The Round Table, which holds social gatherings and fundraising events, has raised millions of pounds for good causes.
The organisation, which was first formed in 1927, now includes more than 2,300 clubs in more than 65 countries worldwide.
Members also help out in their community during times of crisis – such as during Storm Arwen.
One club, Banchory and District Round Table, has raised £16,000 for local good causes – from sports clubs to a charity supporting vulnerable children and families.
The organisation, which also provided hot meals to residents without power during Storm Arwen, holds fundraising events throughout the year.
Round Table member Colin Redman, a chef who heads Birdhouse Café in the High Street, said: “We try to help out in our community, while working as a team and having fun.”
Donations were made to Deeside Rugby Club; Number 1 Banchory, a multi-purpose space which offers volunteer placements for all ages; Scouts and Guide groups, and Banchory Men’s Shed, which has teamed up with Legion Scotland to promote members’ wellbeing and ex-servicemen in need. The Round Table also helped fund a wheelchair for a boy in the village.
The Round Table also raised money for AberNecessities, a charity which provides essential items to underprivileged families to care for their children.
Danielle Flecher-Horn, founder of AberNecessities, said: “We want to express our sincere gratitude for the generous donation from the Round Table.
“This funding will help us ensure local children receive essential items that no child should go without.
“Thank you for supporting our local community and allowing us to help thousands of underprivileged children across Aberdeen city and shire. You truly make a difference, for which we are very grateful.”
Members also rallied round to help residents during Storm Arwen – when thousands of trees were blown over and homes lost power as lines were brought down.
Round Table members followed the organisation’s principles of “adopt, adapt, improve’ to help those in need.
A team of chainsaw operators worked to remove or make safe as many trees as possible during the storm – and members shared warnings and updates on their social media.
Members also delivered over 150 hot meals a night, three times a week, from the Birdhouse Café.
Father-of-two Colin, who runs the café with his wife, Ruth, said: “We reached out to community leaders to see how we could help. They needed hot food – and we could assist.
“We then had to distribute the food to a lot of people, while keeping it hot, which is where our coordinated efforts came together.
“The Round Table family put in a real team effort to make sure the food was delivered to vulnerable people across lots of small villages.”
The Round Table, which is open to those who identify as male, aged 18 to 45, organises an annual firework event – held for almost 40 years.

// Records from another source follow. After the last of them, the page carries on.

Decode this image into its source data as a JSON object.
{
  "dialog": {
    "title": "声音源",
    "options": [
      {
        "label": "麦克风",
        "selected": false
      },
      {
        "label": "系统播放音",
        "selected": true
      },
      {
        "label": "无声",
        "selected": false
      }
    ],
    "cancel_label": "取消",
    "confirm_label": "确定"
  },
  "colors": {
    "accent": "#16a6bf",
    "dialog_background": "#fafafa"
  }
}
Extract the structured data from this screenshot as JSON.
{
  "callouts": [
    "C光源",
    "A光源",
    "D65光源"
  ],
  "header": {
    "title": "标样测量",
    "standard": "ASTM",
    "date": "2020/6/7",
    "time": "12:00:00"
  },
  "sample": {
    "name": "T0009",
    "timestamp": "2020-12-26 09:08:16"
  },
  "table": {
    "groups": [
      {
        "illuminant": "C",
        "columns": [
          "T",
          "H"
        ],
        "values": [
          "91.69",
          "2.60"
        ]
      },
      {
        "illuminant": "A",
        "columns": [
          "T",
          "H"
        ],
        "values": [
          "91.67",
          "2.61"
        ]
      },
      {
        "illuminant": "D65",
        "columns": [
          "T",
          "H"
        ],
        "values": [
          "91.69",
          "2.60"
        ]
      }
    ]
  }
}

The first Round Table was formed in Norwich in 1927 as a non-religious and non-political organisation – which it continues to be today.
Founder Louis Marchesi was a young member of Norwich Rotary Club, who believed there was a need for a club for the young in order to bring about change.